Interview with - Danielle Peterson Author of Our Blissful Bayou Beginnings
The Duck And The Doe is the tale of two immortal beings whose eternal love has soured a bit in the last two centuries. Written as memoir by the "hero," this novella is a musing on both what love is and how much America has changed since the early 19th century. The first volume deals with both the supernatural and the racism of the old American south.
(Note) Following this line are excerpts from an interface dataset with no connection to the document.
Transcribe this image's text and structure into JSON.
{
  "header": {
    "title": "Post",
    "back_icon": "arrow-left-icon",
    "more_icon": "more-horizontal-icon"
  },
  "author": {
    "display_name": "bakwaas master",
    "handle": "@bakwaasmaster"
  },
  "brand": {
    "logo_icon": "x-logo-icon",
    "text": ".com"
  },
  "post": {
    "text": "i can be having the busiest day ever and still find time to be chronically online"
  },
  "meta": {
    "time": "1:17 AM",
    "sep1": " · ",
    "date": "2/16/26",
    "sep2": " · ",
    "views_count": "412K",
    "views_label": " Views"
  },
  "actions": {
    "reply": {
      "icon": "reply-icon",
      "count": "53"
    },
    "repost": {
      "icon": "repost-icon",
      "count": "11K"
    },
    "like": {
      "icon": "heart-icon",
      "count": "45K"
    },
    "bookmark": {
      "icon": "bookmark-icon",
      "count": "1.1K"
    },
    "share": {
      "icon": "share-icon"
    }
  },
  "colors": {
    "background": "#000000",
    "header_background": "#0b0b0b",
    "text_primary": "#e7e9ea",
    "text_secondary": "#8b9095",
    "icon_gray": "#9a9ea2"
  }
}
Told with humor and passion (and the occasional rant) the story of these strong characters, including a wealthy young lawyer and a clever courtsean, will change your idea of what "love forever'' really means.
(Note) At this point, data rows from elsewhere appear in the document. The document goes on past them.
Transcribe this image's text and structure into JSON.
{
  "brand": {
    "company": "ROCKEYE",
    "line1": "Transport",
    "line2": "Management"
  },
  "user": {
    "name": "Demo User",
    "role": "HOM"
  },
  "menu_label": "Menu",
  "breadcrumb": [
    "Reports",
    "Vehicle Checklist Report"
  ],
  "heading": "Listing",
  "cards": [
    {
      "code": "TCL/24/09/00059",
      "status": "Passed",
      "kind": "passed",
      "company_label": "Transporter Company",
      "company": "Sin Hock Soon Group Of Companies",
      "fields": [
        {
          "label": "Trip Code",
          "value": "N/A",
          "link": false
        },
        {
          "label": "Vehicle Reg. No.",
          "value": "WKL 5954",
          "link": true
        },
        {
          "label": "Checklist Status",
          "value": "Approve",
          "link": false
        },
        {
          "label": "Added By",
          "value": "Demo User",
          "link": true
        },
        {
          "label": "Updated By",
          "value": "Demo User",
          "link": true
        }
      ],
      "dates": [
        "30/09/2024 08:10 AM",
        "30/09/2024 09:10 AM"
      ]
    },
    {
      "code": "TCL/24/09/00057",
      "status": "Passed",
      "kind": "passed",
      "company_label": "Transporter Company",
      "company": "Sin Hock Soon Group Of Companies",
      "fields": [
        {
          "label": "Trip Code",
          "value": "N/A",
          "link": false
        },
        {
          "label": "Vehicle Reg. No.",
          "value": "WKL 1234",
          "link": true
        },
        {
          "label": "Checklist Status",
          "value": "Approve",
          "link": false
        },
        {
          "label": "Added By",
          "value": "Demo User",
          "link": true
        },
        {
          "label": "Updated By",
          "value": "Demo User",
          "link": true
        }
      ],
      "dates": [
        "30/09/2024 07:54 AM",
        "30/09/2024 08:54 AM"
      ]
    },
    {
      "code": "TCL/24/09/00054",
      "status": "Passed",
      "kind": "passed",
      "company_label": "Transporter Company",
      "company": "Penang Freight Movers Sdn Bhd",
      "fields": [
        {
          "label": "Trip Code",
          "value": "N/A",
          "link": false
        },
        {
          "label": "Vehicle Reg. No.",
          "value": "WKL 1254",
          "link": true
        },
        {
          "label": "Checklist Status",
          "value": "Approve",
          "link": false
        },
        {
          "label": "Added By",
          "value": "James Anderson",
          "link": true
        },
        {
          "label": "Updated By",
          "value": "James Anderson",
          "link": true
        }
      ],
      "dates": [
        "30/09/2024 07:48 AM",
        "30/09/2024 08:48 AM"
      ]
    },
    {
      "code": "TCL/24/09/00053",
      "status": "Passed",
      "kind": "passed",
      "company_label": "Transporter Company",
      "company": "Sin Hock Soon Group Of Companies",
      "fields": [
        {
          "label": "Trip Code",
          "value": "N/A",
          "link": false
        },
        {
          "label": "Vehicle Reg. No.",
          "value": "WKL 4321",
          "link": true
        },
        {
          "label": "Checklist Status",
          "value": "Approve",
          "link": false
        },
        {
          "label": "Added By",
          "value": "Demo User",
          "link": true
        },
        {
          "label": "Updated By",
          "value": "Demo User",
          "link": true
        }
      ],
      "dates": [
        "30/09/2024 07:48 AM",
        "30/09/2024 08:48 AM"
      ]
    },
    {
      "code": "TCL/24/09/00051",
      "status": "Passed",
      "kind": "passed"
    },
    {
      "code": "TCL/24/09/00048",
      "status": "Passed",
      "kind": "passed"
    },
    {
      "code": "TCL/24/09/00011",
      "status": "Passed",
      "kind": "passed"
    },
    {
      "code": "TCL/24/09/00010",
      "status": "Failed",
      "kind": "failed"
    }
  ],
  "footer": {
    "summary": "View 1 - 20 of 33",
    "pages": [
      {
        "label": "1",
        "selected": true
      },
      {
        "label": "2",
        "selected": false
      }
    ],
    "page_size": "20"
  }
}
I don't know if it's something I wanted or if it was compulsion, but either way, it's always been there.
2 - What inspired you to write?
I would create entire stories and characters in my head, and the plotlines and the development would go on for weeks, or even months, so I supposed that I may as well write them down.
3 - Can you describe the book to your readers in 10 or less words?
Love makes you irrational but you can't get enough.
4 - What can you tell us about your characters?
One is weak but thinks he's strong, the other is strong but pretends to be weak.
5 - Which character was the hardest to write and why?
The sorceress, because they don't exist and as such I have no idea as to what one would be like.
6 - Can you name a few of your favorite books and authors?
I've always been a fan of Steven King's books, I like the flow and the insights he gives to the character's states of mind. I read a lot of non-fiction as well, mostly social and cultural history.
7 - Is there something else you would like your readers to know? What's next for you?
That I write to entertain, and that behind what I tell about character there is a deeper story that will never be fully revealed or explained, yet will be given away by subtle clues via phrasing or references. It makes it more fun for me, for it to be a game like that. Although I am very busy with my education, I will try to write more in the series of The Duck and the Doe, usually in the back of my notebook during a particularly boring lecture.
Thank you, Danielle!